According to a survey by Bank of America and USA Today, nearly 40 percent of the population reports being “chronically stressed” about money. Part of that is because millennial graduates report they spend 18 percent of their annual salary on student loan payments. As a debt-laden bunch of young professionals, how much something costs darn well better be worth their while.
Conduct a review of your current offerings and evaluate what best suits their class specifically. Maybe they don’t need some of what is included, and think about compiling a tiered membership, at an entry-level price. After a year with your organization, they will be able to preview first-hand and understand its value on their own, all the while not missing out on a new member due to cost restrictions.
Go digital or go home.
The one thing millennials have mastered is the Internet. It practically raised most of them. Googling something is their M.O. Their smartphone is basically another one of their limbs. If you aren’t fully functional in the digital space, you essentially don’t exist.
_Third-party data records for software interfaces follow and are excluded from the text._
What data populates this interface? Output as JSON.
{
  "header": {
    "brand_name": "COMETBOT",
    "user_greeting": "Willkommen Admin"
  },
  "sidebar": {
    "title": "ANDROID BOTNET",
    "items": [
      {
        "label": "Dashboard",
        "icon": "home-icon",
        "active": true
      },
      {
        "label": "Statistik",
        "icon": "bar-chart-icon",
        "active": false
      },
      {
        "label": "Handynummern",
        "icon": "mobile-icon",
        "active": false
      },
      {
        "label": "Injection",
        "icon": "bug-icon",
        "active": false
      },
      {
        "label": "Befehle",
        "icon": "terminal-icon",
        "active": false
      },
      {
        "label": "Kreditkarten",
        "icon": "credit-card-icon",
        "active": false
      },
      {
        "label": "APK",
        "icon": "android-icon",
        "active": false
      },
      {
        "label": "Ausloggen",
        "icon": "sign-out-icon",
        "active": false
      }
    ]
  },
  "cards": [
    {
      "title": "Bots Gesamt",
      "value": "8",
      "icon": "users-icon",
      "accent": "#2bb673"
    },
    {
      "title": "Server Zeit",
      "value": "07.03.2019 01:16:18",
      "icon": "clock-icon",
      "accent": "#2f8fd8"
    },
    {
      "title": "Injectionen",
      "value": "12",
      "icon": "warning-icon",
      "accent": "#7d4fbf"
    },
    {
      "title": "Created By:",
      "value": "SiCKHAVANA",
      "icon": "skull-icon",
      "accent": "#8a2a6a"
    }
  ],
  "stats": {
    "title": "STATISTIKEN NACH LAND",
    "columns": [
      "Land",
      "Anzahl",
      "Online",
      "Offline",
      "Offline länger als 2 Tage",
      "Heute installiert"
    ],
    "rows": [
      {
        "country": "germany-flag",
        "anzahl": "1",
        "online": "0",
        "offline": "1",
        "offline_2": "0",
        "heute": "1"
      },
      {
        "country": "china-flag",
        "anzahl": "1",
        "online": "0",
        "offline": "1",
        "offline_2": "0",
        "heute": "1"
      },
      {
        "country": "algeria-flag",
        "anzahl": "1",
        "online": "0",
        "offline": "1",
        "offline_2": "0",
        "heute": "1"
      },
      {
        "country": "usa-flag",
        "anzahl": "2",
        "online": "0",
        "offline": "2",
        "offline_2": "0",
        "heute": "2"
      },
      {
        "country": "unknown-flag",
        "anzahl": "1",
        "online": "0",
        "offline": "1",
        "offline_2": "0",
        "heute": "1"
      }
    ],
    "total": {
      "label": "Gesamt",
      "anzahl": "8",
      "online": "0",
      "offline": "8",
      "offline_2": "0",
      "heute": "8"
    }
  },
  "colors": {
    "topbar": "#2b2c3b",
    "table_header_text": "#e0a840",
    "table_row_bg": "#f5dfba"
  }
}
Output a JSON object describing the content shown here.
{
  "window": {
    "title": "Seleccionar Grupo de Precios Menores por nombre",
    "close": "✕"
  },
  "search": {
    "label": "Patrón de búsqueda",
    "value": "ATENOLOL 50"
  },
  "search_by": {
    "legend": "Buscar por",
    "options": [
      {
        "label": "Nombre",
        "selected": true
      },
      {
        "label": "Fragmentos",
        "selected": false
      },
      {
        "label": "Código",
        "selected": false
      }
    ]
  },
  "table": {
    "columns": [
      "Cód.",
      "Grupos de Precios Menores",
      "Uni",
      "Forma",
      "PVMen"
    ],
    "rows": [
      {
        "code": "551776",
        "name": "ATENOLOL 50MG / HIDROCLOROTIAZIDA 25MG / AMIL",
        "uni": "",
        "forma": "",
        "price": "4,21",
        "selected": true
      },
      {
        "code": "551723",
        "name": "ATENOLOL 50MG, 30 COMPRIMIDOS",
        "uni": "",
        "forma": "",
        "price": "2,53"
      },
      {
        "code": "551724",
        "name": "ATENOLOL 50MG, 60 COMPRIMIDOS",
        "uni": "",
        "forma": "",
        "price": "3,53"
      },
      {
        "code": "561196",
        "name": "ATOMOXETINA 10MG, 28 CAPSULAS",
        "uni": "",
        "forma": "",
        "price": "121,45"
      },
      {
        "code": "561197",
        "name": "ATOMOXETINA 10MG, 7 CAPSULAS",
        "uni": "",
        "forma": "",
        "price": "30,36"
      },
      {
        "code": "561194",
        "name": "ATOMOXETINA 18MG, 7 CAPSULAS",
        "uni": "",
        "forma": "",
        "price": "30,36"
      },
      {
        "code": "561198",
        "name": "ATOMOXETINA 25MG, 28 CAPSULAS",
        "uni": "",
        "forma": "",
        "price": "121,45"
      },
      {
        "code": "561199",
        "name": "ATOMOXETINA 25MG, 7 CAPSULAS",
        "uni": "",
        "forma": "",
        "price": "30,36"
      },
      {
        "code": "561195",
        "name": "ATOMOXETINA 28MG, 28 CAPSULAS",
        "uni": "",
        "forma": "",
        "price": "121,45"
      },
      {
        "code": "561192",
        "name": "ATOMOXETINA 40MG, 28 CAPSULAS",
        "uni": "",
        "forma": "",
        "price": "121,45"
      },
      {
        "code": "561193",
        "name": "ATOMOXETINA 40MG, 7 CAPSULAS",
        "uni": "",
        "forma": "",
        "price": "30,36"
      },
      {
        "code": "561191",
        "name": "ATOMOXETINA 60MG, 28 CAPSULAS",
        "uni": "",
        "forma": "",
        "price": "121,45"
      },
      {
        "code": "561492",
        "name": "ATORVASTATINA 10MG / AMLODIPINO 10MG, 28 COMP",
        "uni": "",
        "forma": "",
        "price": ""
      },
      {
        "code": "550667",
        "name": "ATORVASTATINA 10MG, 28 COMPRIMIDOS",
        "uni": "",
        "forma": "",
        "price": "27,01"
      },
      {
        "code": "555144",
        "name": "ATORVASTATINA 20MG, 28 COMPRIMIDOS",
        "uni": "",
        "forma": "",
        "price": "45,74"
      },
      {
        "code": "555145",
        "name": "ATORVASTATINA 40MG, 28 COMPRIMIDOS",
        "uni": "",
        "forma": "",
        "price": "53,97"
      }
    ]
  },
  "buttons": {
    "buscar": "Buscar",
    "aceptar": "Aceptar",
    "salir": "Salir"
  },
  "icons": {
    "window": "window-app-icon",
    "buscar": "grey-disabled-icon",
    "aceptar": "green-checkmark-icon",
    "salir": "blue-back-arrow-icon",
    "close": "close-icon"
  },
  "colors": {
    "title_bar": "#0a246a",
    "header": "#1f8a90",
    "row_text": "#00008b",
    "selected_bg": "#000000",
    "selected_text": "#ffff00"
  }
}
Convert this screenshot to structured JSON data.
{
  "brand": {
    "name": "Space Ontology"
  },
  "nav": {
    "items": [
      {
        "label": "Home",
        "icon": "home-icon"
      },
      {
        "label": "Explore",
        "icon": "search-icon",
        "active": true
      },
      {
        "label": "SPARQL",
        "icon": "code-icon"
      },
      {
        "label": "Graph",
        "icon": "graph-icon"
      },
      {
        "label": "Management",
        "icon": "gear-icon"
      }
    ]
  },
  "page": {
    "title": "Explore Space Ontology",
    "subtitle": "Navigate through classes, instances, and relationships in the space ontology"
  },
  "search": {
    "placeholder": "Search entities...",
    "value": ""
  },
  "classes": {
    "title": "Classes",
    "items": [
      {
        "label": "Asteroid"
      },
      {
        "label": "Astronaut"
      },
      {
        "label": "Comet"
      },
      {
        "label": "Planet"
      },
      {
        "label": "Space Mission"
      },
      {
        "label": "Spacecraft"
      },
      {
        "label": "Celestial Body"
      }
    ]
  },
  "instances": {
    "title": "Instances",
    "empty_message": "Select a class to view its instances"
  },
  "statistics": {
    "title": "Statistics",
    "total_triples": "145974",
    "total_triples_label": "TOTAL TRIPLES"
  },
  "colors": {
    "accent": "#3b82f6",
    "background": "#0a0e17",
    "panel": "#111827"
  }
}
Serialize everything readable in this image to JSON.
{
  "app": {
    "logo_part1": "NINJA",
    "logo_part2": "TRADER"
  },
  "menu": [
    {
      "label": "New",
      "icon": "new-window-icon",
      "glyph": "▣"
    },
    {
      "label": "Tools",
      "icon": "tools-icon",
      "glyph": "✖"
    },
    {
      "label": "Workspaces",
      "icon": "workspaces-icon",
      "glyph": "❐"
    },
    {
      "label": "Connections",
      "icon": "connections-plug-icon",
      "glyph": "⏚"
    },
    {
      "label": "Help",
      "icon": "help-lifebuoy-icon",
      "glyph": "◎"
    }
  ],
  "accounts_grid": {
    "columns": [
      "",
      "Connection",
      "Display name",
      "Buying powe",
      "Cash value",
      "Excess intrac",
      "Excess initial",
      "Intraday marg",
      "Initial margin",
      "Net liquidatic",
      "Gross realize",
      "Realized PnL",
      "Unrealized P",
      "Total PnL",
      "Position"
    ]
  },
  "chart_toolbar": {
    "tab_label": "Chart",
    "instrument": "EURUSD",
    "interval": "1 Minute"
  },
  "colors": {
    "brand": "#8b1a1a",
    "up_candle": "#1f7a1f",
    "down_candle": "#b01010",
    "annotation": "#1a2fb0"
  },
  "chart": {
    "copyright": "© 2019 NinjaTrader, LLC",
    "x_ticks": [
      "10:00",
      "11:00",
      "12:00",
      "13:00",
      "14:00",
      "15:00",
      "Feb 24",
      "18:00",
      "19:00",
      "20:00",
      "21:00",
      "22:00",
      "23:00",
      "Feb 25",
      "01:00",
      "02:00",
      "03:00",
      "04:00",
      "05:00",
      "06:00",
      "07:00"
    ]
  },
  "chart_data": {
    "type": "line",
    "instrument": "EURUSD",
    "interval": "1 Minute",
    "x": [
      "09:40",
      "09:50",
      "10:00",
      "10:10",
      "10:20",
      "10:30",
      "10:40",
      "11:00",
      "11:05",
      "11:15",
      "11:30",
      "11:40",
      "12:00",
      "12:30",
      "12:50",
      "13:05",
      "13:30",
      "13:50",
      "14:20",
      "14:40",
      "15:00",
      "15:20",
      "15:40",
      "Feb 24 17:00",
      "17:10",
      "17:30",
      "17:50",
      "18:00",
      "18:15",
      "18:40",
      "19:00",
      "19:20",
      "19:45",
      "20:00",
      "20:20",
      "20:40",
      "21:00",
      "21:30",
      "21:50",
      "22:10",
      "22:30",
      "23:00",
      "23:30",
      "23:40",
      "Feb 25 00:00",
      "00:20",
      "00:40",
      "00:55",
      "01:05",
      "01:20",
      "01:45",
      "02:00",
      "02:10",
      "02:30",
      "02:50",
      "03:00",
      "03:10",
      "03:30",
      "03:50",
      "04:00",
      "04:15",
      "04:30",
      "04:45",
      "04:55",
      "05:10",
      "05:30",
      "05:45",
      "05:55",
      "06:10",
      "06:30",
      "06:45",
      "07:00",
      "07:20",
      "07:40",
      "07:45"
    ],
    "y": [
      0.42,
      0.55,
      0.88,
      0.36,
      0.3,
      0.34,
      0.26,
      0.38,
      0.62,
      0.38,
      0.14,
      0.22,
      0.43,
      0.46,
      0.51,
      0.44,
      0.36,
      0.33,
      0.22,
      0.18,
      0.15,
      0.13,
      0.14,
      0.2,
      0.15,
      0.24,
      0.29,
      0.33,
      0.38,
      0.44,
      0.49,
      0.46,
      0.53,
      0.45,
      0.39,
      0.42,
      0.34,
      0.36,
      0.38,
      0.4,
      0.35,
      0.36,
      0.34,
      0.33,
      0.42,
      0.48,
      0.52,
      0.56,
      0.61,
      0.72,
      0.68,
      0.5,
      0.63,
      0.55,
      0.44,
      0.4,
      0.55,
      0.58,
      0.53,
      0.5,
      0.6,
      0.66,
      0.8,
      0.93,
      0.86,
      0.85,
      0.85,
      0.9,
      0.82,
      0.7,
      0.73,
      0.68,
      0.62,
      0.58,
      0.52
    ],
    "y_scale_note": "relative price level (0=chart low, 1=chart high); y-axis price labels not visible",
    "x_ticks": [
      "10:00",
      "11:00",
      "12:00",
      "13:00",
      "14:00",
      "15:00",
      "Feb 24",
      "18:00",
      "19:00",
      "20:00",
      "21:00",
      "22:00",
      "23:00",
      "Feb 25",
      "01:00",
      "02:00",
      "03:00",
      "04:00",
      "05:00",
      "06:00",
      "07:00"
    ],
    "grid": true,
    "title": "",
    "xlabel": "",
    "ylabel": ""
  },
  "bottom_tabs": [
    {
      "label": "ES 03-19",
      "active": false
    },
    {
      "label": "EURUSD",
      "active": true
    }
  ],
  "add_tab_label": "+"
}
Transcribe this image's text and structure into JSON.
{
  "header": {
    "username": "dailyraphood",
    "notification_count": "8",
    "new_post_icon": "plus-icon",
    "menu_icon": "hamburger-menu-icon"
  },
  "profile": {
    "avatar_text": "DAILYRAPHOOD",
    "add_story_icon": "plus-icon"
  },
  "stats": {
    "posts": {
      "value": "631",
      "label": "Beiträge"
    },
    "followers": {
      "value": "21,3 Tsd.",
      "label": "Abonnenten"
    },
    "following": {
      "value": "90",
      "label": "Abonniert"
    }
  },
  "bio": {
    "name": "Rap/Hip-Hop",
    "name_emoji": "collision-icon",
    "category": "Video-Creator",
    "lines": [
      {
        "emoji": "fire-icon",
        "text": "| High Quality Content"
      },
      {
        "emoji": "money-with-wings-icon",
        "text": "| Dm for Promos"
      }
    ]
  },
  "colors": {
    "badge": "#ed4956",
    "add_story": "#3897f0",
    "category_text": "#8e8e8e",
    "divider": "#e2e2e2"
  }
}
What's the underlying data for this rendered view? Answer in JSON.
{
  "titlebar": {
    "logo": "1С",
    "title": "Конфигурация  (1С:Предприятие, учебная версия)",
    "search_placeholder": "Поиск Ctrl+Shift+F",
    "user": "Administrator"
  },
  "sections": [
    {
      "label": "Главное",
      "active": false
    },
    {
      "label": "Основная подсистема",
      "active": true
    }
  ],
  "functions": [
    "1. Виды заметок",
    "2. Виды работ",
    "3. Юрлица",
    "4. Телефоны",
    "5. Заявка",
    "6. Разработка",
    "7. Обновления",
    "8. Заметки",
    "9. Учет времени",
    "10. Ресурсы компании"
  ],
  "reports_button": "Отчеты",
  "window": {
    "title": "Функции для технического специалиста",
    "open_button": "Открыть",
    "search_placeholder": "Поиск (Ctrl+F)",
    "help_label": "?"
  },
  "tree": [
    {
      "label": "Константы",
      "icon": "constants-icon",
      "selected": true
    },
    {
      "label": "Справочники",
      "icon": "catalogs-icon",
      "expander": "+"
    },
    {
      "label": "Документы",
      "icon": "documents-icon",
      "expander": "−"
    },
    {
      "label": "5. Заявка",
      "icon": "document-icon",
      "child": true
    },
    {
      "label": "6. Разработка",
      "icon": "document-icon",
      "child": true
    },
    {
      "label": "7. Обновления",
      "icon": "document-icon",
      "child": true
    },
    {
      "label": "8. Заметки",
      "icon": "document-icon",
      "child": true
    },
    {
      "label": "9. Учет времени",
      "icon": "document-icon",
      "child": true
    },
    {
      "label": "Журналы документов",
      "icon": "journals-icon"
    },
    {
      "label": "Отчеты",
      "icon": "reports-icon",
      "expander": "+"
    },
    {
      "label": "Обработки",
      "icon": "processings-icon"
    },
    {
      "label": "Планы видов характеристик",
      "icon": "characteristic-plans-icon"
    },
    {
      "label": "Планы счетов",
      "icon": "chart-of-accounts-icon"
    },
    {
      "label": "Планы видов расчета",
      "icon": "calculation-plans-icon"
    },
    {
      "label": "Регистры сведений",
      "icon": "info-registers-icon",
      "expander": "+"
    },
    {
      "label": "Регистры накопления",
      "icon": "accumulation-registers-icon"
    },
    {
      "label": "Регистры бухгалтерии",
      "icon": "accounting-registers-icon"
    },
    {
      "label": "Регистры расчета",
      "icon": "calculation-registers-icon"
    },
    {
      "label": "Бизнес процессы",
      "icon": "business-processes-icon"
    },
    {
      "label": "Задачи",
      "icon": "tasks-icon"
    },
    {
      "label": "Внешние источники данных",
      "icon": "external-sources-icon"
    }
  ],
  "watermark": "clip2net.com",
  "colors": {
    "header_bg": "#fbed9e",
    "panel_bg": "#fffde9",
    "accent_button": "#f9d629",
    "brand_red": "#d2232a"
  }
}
Don’t skimp on the marketing budget when it comes to implementing a digital recruitment strategy or new technology. While having a social media presence or app is great, it will accomplish absolutely nothing if it is done cheaply or carelessly. These guys are the pioneers of virtual relationships, so they can sniff out an imposter faster than a Foursquare check-in. Have a dedicated post in your office or on your membership committee that is responsible for maintaining the website and ensuring that all the most current information is accessible on social media channels. If at any given point you ask them to pick up the phone, you have already lost their attention.
Evolve and involve.
According to findings from Buzz Marketing Group’s, “Professional Organizations Study 2015,” survey, more than one quarter of millennial respondents referred to professional organizations as “old school.” The familiar mantra of “but that’s how we have always done it!” will kill your membership growth faster than an Instagram. It is imperative to evolve as an organization all the while involving those you are attempting convert in the conversation.
As the forerunners of social networking, millennials thrive on a sense of community. They have a need to feel constantly connected. Offer these guys opportunities to serve on boards as junior members to provide their input, or create new committees for their age-group specifically that extends a voice and an integral step in the process of doing association business. By granting them an opportunity to not only be seen, but heard, they are more likely to hop on board.
In short, the name of the millennial game is inclusivity and connectivity. With a little more understanding and slight strategic tweaks, obtaining your newest recruits will be as easy as updating your Facebook status. By thinking beyond the pin boards and Lo-Fi filters, you will uncover the greatest addition to your organization to date.
Julie Bernhard brings a vast communication background to MultiBriefs where she serves as executive editor. A native of Boerne, Texas, and journalism graduate from Texas State University, Julie first served as editor-in-chief of her high school newspaper and from there her passion flourished. In college, she wrote for the student publication The University Star, worked as on-air reporter for the student radio station and news station, in addition to interning at several local TV stations. Her first job was with a nonprofit organization where she served as the communications specialist, creating and producing everything from their publications to commercials.